And most importantly, you saw UConn defensive backs punishing a quarterback for making mistakes. That’s an important thing! Because college QBs on random Group of 5 teams are going to make mistakes a lot!

Both turnovers UConn forced Saturday directly led to touchdowns, and they (along with some desperate late-game defending) are the reason the Huskies are 2-4. In both cases, a defensive back was a step faster than usual.

Jordan Swann’s forced fumble, returned deep into Temple territory by Marshe Terry, happened in part because Marschi’s bubble screen throw to Brodrick Yancy was behind him. Still, Swann’s recognition of the play was on point, and look at how much ground he covers while Yancy spins around to go the right way:

Tyler Coyle’s pick-six, on the other hand, is exactly the result that the soft zone scheme is designed for. Marschi decides to make a quick, but long, throw to the sidelines — the area that’s left open pre-snap — and he kind of lollipops it over (or maybe it was tipped?). Coyle becomes what feels like the first UConn DB of 2017 to actually break on the ball while it’s in the air.

It’s a really nice, decisive play, and it turns out to be the game-winning points in a game that UConn had no business winning.

As the young players get more and more reps, and as Crocker figures out which players can handle their assignments, these kinds of plays should pop up more often.
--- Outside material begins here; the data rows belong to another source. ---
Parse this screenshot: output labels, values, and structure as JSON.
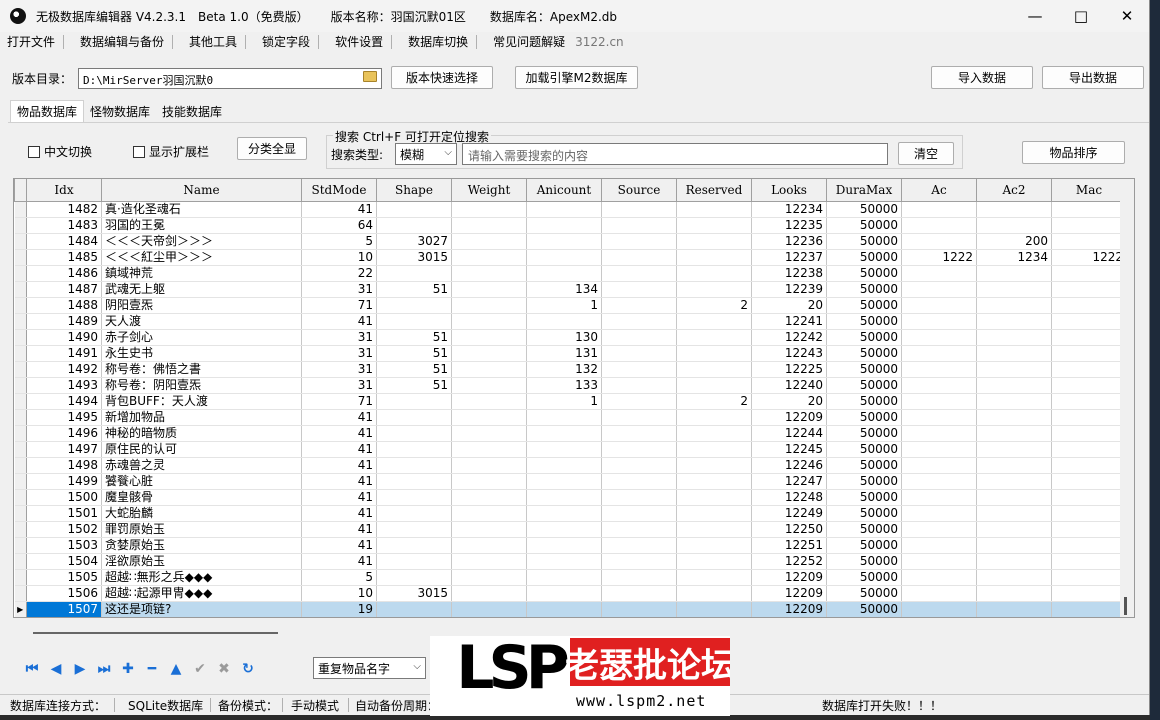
{
  "window": {
    "title_app": "无极数据库编辑器 V4.2.3.1",
    "title_beta": "Beta 1.0（免费版）",
    "title_version": "版本名称：羽国沉默01区",
    "title_db": "数据库名：ApexM2.db"
  },
  "menu": {
    "items": [
      "打开文件",
      "数据编辑与备份",
      "其他工具",
      "锁定字段",
      "软件设置",
      "数据库切换",
      "常见问题解疑"
    ],
    "link": "3122.cn"
  },
  "path": {
    "label": "版本目录：",
    "value": "D:\\MirServer羽国沉默0",
    "quick_select": "版本快速选择",
    "load_engine": "加载引擎M2数据库",
    "import": "导入数据",
    "export": "导出数据"
  },
  "tabs": [
    "物品数据库",
    "怪物数据库",
    "技能数据库"
  ],
  "search": {
    "chinese_toggle": "中文切换",
    "show_ext": "显示扩展栏",
    "category_btn": "分类全显",
    "group_title": "搜索   Ctrl+F 可打开定位搜索",
    "type_label": "搜索类型:",
    "type_value": "模糊",
    "placeholder": "请输入需要搜索的内容",
    "clear": "清空",
    "sort": "物品排序"
  },
  "grid": {
    "columns": [
      "Idx",
      "Name",
      "StdMode",
      "Shape",
      "Weight",
      "Anicount",
      "Source",
      "Reserved",
      "Looks",
      "DuraMax",
      "Ac",
      "Ac2",
      "Mac"
    ],
    "rows": [
      [
        "1482",
        "真·造化圣魂石",
        "41",
        "",
        "",
        "",
        "",
        "",
        "12234",
        "50000",
        "",
        "",
        ""
      ],
      [
        "1483",
        "羽国的王冕",
        "64",
        "",
        "",
        "",
        "",
        "",
        "12235",
        "50000",
        "",
        "",
        ""
      ],
      [
        "1484",
        "＜＜＜天帝剑＞＞＞",
        "5",
        "3027",
        "",
        "",
        "",
        "",
        "12236",
        "50000",
        "",
        "200",
        ""
      ],
      [
        "1485",
        "＜＜＜紅尘甲＞＞＞",
        "10",
        "3015",
        "",
        "",
        "",
        "",
        "12237",
        "50000",
        "1222",
        "1234",
        "1222"
      ],
      [
        "1486",
        "鎮域神荒",
        "22",
        "",
        "",
        "",
        "",
        "",
        "12238",
        "50000",
        "",
        "",
        ""
      ],
      [
        "1487",
        "武魂无上躯",
        "31",
        "51",
        "",
        "134",
        "",
        "",
        "12239",
        "50000",
        "",
        "",
        ""
      ],
      [
        "1488",
        "阴阳壹炁",
        "71",
        "",
        "",
        "1",
        "",
        "2",
        "20",
        "50000",
        "",
        "",
        ""
      ],
      [
        "1489",
        "天人渡",
        "41",
        "",
        "",
        "",
        "",
        "",
        "12241",
        "50000",
        "",
        "",
        ""
      ],
      [
        "1490",
        "赤子剑心",
        "31",
        "51",
        "",
        "130",
        "",
        "",
        "12242",
        "50000",
        "",
        "",
        ""
      ],
      [
        "1491",
        "永生史书",
        "31",
        "51",
        "",
        "131",
        "",
        "",
        "12243",
        "50000",
        "",
        "",
        ""
      ],
      [
        "1492",
        "称号卷：佛悟之書",
        "31",
        "51",
        "",
        "132",
        "",
        "",
        "12225",
        "50000",
        "",
        "",
        ""
      ],
      [
        "1493",
        "称号卷：阴阳壹炁",
        "31",
        "51",
        "",
        "133",
        "",
        "",
        "12240",
        "50000",
        "",
        "",
        ""
      ],
      [
        "1494",
        "背包BUFF：天人渡",
        "71",
        "",
        "",
        "1",
        "",
        "2",
        "20",
        "50000",
        "",
        "",
        ""
      ],
      [
        "1495",
        "新增加物品",
        "41",
        "",
        "",
        "",
        "",
        "",
        "12209",
        "50000",
        "",
        "",
        ""
      ],
      [
        "1496",
        "神秘的暗物质",
        "41",
        "",
        "",
        "",
        "",
        "",
        "12244",
        "50000",
        "",
        "",
        ""
      ],
      [
        "1497",
        "原住民的认可",
        "41",
        "",
        "",
        "",
        "",
        "",
        "12245",
        "50000",
        "",
        "",
        ""
      ],
      [
        "1498",
        "赤魂兽之灵",
        "41",
        "",
        "",
        "",
        "",
        "",
        "12246",
        "50000",
        "",
        "",
        ""
      ],
      [
        "1499",
        "饕餮心脏",
        "41",
        "",
        "",
        "",
        "",
        "",
        "12247",
        "50000",
        "",
        "",
        ""
      ],
      [
        "1500",
        "魔皇骸骨",
        "41",
        "",
        "",
        "",
        "",
        "",
        "12248",
        "50000",
        "",
        "",
        ""
      ],
      [
        "1501",
        "大蛇胎麟",
        "41",
        "",
        "",
        "",
        "",
        "",
        "12249",
        "50000",
        "",
        "",
        ""
      ],
      [
        "1502",
        "罪罚原始玉",
        "41",
        "",
        "",
        "",
        "",
        "",
        "12250",
        "50000",
        "",
        "",
        ""
      ],
      [
        "1503",
        "贪婪原始玉",
        "41",
        "",
        "",
        "",
        "",
        "",
        "12251",
        "50000",
        "",
        "",
        ""
      ],
      [
        "1504",
        "淫欲原始玉",
        "41",
        "",
        "",
        "",
        "",
        "",
        "12252",
        "50000",
        "",
        "",
        ""
      ],
      [
        "1505",
        "超越∷無形之兵◆◆◆",
        "5",
        "",
        "",
        "",
        "",
        "",
        "12209",
        "50000",
        "",
        "",
        ""
      ],
      [
        "1506",
        "超越∷起源甲冑◆◆◆",
        "10",
        "3015",
        "",
        "",
        "",
        "",
        "12209",
        "50000",
        "",
        "",
        ""
      ],
      [
        "1507",
        "这还是项链?",
        "19",
        "",
        "",
        "",
        "",
        "",
        "12209",
        "50000",
        "",
        "",
        ""
      ]
    ],
    "selected_row": 25
  },
  "nav": {
    "icons": [
      "first-icon",
      "prev-icon",
      "next-icon",
      "last-icon",
      "add-icon",
      "remove-icon",
      "up-icon",
      "confirm-icon",
      "cancel-icon",
      "refresh-icon"
    ],
    "dup_select": "重复物品名字"
  },
  "watermark": {
    "logo": "LSP",
    "forum": "老瑟批论坛",
    "url": "www.lspm2.net"
  },
  "status": {
    "conn_label": "数据库连接方式：",
    "conn_value": "SQLite数据库",
    "backup_label": "备份模式：",
    "backup_value": "手动模式",
    "auto_label": "自动备份周期：",
    "message": "数据库打开失败！！！"
  }
}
And really, that’s the formula for UConn to be in a position to win games. The overall numbers are going to look ugly at the end of the season, but if the defense can mitigate its play-to-play badness with a couple lightning bolts, that — along with some week-by-week improvement and the emergence of at least one reliable young impact player — might just be good enough to get by.